Dataset records:
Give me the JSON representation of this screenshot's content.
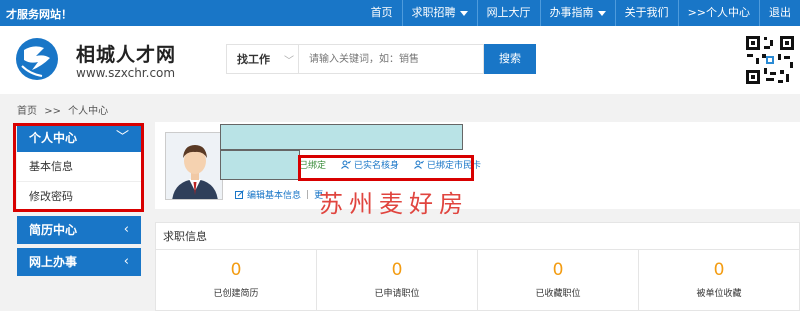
{
  "topbar": {
    "slogan": "才服务网站！",
    "nav": [
      {
        "label": "首页",
        "dropdown": false
      },
      {
        "label": "求职招聘",
        "dropdown": true
      },
      {
        "label": "网上大厅",
        "dropdown": false
      },
      {
        "label": "办事指南",
        "dropdown": true
      },
      {
        "label": "关于我们",
        "dropdown": false
      },
      {
        "label": ">>个人中心",
        "dropdown": false
      },
      {
        "label": "退出",
        "dropdown": false
      }
    ]
  },
  "header": {
    "logo_title": "相城人才网",
    "logo_url": "www.szxchr.com",
    "search_type": "找工作",
    "search_placeholder": "请输入关键词，如：销售",
    "search_button": "搜索"
  },
  "breadcrumb": {
    "home": "首页",
    "sep": ">>",
    "current": "个人中心"
  },
  "sidebar": {
    "personal_center": "个人中心",
    "sub_items": [
      "基本信息",
      "修改密码"
    ],
    "resume_center": "简历中心",
    "online_affairs": "网上办事"
  },
  "profile": {
    "badges": [
      "已绑定",
      "已实名核身",
      "已绑定市民卡"
    ],
    "edit_basic": "编辑基本信息",
    "edit_more": "更",
    "watermark": "苏州麦好房"
  },
  "job_info": {
    "title": "求职信息",
    "stats": [
      {
        "value": "0",
        "label": "已创建简历"
      },
      {
        "value": "0",
        "label": "已申请职位"
      },
      {
        "value": "0",
        "label": "已收藏职位"
      },
      {
        "value": "0",
        "label": "被单位收藏"
      }
    ]
  },
  "colors": {
    "brand_blue": "#1976c7",
    "highlight_red": "#d80000",
    "stat_orange": "#f39c12",
    "cover_teal": "#b9e3e6"
  }
}
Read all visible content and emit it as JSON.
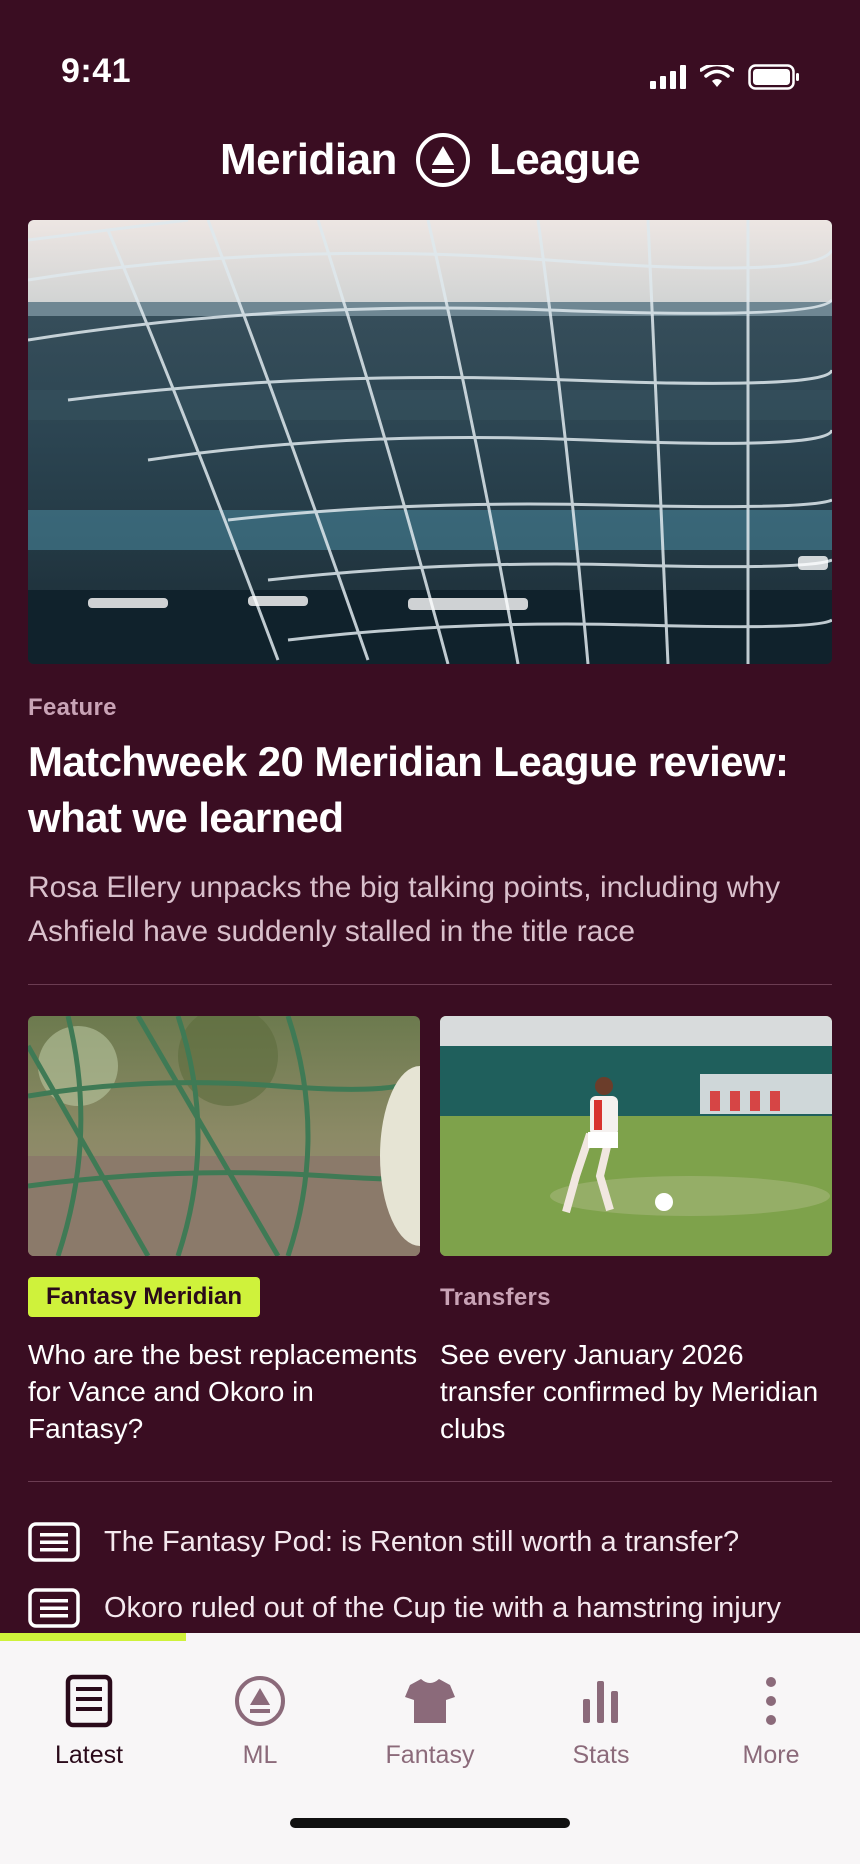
{
  "status": {
    "time": "9:41"
  },
  "header": {
    "brand_left": "Meridian",
    "brand_right": "League"
  },
  "hero": {
    "kicker": "Feature",
    "title": "Matchweek 20 Meridian League review: what we learned",
    "summary": "Rosa Ellery unpacks the big talking points, including why Ashfield have suddenly stalled in the title race"
  },
  "cards": [
    {
      "badge": "Fantasy Meridian",
      "title": "Who are the best replacements for Vance and Okoro in Fantasy?"
    },
    {
      "kicker": "Transfers",
      "title": "See every January 2026 transfer confirmed by Meridian clubs"
    }
  ],
  "list": [
    {
      "icon": "article-icon",
      "text": "The Fantasy Pod: is Renton still worth a transfer?"
    },
    {
      "icon": "article-icon",
      "text": "Okoro ruled out of the Cup tie with a hamstring injury"
    }
  ],
  "tabs": [
    {
      "label": "Latest",
      "icon": "article-icon",
      "active": true
    },
    {
      "label": "ML",
      "icon": "league-logo-icon",
      "active": false
    },
    {
      "label": "Fantasy",
      "icon": "shirt-icon",
      "active": false
    },
    {
      "label": "Stats",
      "icon": "bar-chart-icon",
      "active": false
    },
    {
      "label": "More",
      "icon": "more-vertical-icon",
      "active": false
    }
  ],
  "colors": {
    "background": "#3a0d22",
    "accent": "#cff23b",
    "kicker": "#c9a3b6",
    "tab_bar": "#f8f6f7"
  }
}
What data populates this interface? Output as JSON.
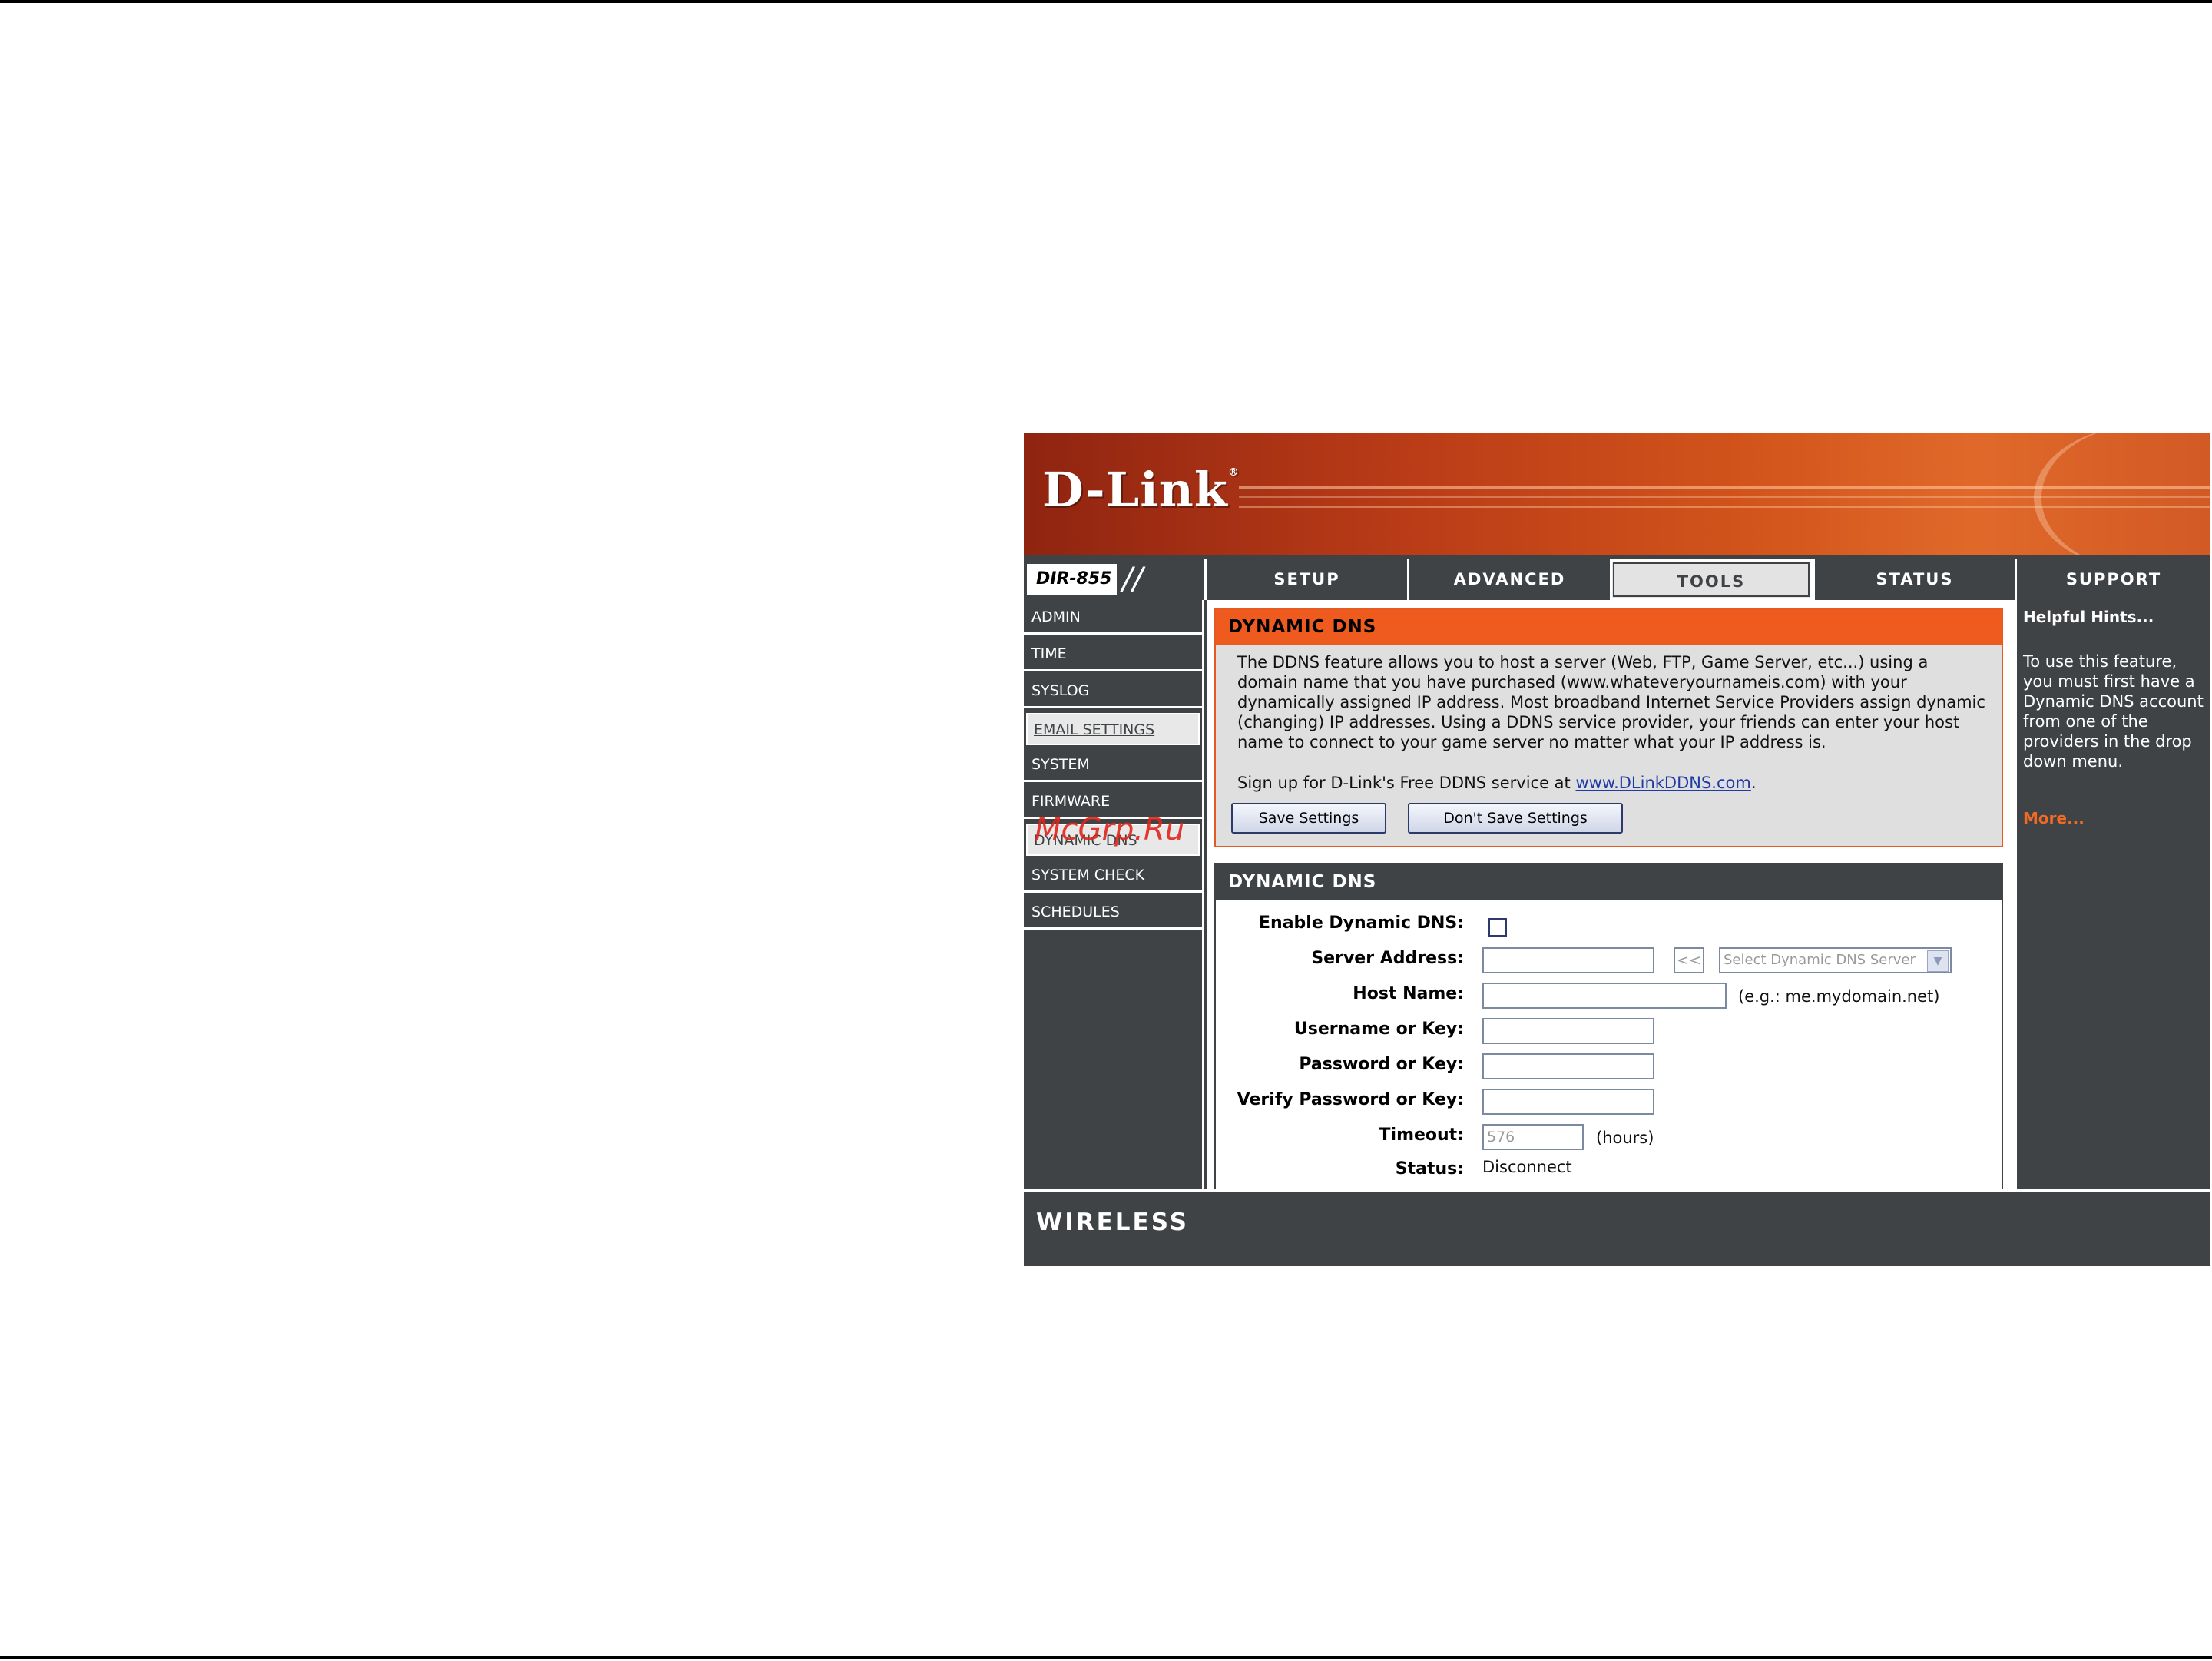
{
  "brand": {
    "logo": "D-Link",
    "model": "DIR-855"
  },
  "tabs": [
    {
      "label": "SETUP"
    },
    {
      "label": "ADVANCED"
    },
    {
      "label": "TOOLS"
    },
    {
      "label": "STATUS"
    },
    {
      "label": "SUPPORT"
    }
  ],
  "nav": [
    {
      "label": "ADMIN"
    },
    {
      "label": "TIME"
    },
    {
      "label": "SYSLOG"
    },
    {
      "label": "EMAIL SETTINGS"
    },
    {
      "label": "SYSTEM"
    },
    {
      "label": "FIRMWARE"
    },
    {
      "label": "DYNAMIC DNS"
    },
    {
      "label": "SYSTEM CHECK"
    },
    {
      "label": "SCHEDULES"
    }
  ],
  "intro": {
    "title": "DYNAMIC DNS",
    "description": "The DDNS feature allows you to host a server (Web, FTP, Game Server, etc...) using a domain name that you have purchased (www.whateveryournameis.com) with your dynamically assigned IP address. Most broadband Internet Service Providers assign dynamic (changing) IP addresses. Using a DDNS service provider, your friends can enter your host name to connect to your game server no matter what your IP address is.",
    "signup_prefix": "Sign up for D-Link's Free DDNS service at ",
    "signup_link": "www.DLinkDDNS.com",
    "signup_suffix": ".",
    "save_button": "Save Settings",
    "dont_save_button": "Don't Save Settings"
  },
  "form": {
    "title": "DYNAMIC DNS",
    "enable_label": "Enable Dynamic DNS:",
    "server_label": "Server Address:",
    "server_copy_button": "<<",
    "server_select": "Select Dynamic DNS Server",
    "host_label": "Host Name:",
    "host_hint": "(e.g.: me.mydomain.net)",
    "username_label": "Username or Key:",
    "password_label": "Password or Key:",
    "verify_label": "Verify Password or Key:",
    "timeout_label": "Timeout:",
    "timeout_value": "576",
    "timeout_unit": "(hours)",
    "status_label": "Status:",
    "status_value": "Disconnect"
  },
  "hints": {
    "title": "Helpful Hints...",
    "body": "To use this feature, you must first have a Dynamic DNS account from one of the providers in the drop down menu.",
    "more": "More..."
  },
  "footer": {
    "label": "WIRELESS"
  },
  "watermark": "McGrp.Ru"
}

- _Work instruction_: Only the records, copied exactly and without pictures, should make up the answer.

- _Task result_:
Give me the JSON representation of this screenshot's content.
{
  "topbar": {
    "slogan": "才服务网站！",
    "nav": [
      {
        "label": "首页",
        "dropdown": false
      },
      {
        "label": "求职招聘",
        "dropdown": true
      },
      {
        "label": "网上大厅",
        "dropdown": false
      },
      {
        "label": "办事指南",
        "dropdown": true
      },
      {
        "label": "关于我们",
        "dropdown": false
      },
      {
        "label": ">>个人中心",
        "dropdown": false
      },
      {
        "label": "退出",
        "dropdown": false
      }
    ]
  },
  "header": {
    "logo_title": "相城人才网",
    "logo_url": "www.szxchr.com",
    "search_type": "找工作",
    "search_placeholder": "请输入关键词，如：销售",
    "search_button": "搜索"
  },
  "breadcrumb": {
    "home": "首页",
    "sep": ">>",
    "current": "个人中心"
  },
  "sidebar": {
    "personal_center": "个人中心",
    "sub_items": [
      "基本信息",
      "修改密码"
    ],
    "resume_center": "简历中心",
    "online_affairs": "网上办事"
  },
  "profile": {
    "badges": [
      "已绑定",
      "已实名核身",
      "已绑定市民卡"
    ],
    "edit_basic": "编辑基本信息",
    "edit_more": "更",
    "watermark": "苏州麦好房"
  },
  "job_info": {
    "title": "求职信息",
    "stats": [
      {
        "value": "0",
        "label": "已创建简历"
      },
      {
        "value": "0",
        "label": "已申请职位"
      },
      {
        "value": "0",
        "label": "已收藏职位"
      },
      {
        "value": "0",
        "label": "被单位收藏"
      }
    ]
  },
  "colors": {
    "brand_blue": "#1976c7",
    "highlight_red": "#d80000",
    "stat_orange": "#f39c12",
    "cover_teal": "#b9e3e6"
  }
}
Read all visible content and emit it as JSON.
{
  "status": {
    "time": "9:41"
  },
  "header": {
    "brand_left": "Meridian",
    "brand_right": "League"
  },
  "hero": {
    "kicker": "Feature",
    "title": "Matchweek 20 Meridian League review: what we learned",
    "summary": "Rosa Ellery unpacks the big talking points, including why Ashfield have suddenly stalled in the title race"
  },
  "cards": [
    {
      "badge": "Fantasy Meridian",
      "title": "Who are the best replacements for Vance and Okoro in Fantasy?"
    },
    {
      "kicker": "Transfers",
      "title": "See every January 2026 transfer confirmed by Meridian clubs"
    }
  ],
  "list": [
    {
      "icon": "article-icon",
      "text": "The Fantasy Pod: is Renton still worth a transfer?"
    },
    {
      "icon": "article-icon",
      "text": "Okoro ruled out of the Cup tie with a hamstring injury"
    }
  ],
  "tabs": [
    {
      "label": "Latest",
      "icon": "article-icon",
      "active": true
    },
    {
      "label": "ML",
      "icon": "league-logo-icon",
      "active": false
    },
    {
      "label": "Fantasy",
      "icon": "shirt-icon",
      "active": false
    },
    {
      "label": "Stats",
      "icon": "bar-chart-icon",
      "active": false
    },
    {
      "label": "More",
      "icon": "more-vertical-icon",
      "active": false
    }
  ],
  "colors": {
    "background": "#3a0d22",
    "accent": "#cff23b",
    "kicker": "#c9a3b6",
    "tab_bar": "#f8f6f7"
  }
}
What data populates this interface? Output as JSON.
{
  "brand": {
    "logo": "D-Link",
    "model": "DIR-855"
  },
  "tabs": [
    {
      "label": "SETUP"
    },
    {
      "label": "ADVANCED"
    },
    {
      "label": "TOOLS"
    },
    {
      "label": "STATUS"
    },
    {
      "label": "SUPPORT"
    }
  ],
  "nav": [
    {
      "label": "ADMIN"
    },
    {
      "label": "TIME"
    },
    {
      "label": "SYSLOG"
    },
    {
      "label": "EMAIL SETTINGS"
    },
    {
      "label": "SYSTEM"
    },
    {
      "label": "FIRMWARE"
    },
    {
      "label": "DYNAMIC DNS"
    },
    {
      "label": "SYSTEM CHECK"
    },
    {
      "label": "SCHEDULES"
    }
  ],
  "intro": {
    "title": "DYNAMIC DNS",
    "description": "The DDNS feature allows you to host a server (Web, FTP, Game Server, etc...) using a domain name that you have purchased (www.whateveryournameis.com) with your dynamically assigned IP address. Most broadband Internet Service Providers assign dynamic (changing) IP addresses. Using a DDNS service provider, your friends can enter your host name to connect to your game server no matter what your IP address is.",
    "signup_prefix": "Sign up for D-Link's Free DDNS service at ",
    "signup_link": "www.DLinkDDNS.com",
    "signup_suffix": ".",
    "save_button": "Save Settings",
    "dont_save_button": "Don't Save Settings"
  },
  "form": {
    "title": "DYNAMIC DNS",
    "enable_label": "Enable Dynamic DNS:",
    "server_label": "Server Address:",
    "server_copy_button": "<<",
    "server_select": "Select Dynamic DNS Server",
    "host_label": "Host Name:",
    "host_hint": "(e.g.: me.mydomain.net)",
    "username_label": "Username or Key:",
    "password_label": "Password or Key:",
    "verify_label": "Verify Password or Key:",
    "timeout_label": "Timeout:",
    "timeout_value": "576",
    "timeout_unit": "(hours)",
    "status_label": "Status:",
    "status_value": "Disconnect"
  },
  "hints": {
    "title": "Helpful Hints...",
    "body": "To use this feature, you must first have a Dynamic DNS account from one of the providers in the drop down menu.",
    "more": "More..."
  },
  "footer": {
    "label": "WIRELESS"
  },
  "watermark": "McGrp.Ru"
}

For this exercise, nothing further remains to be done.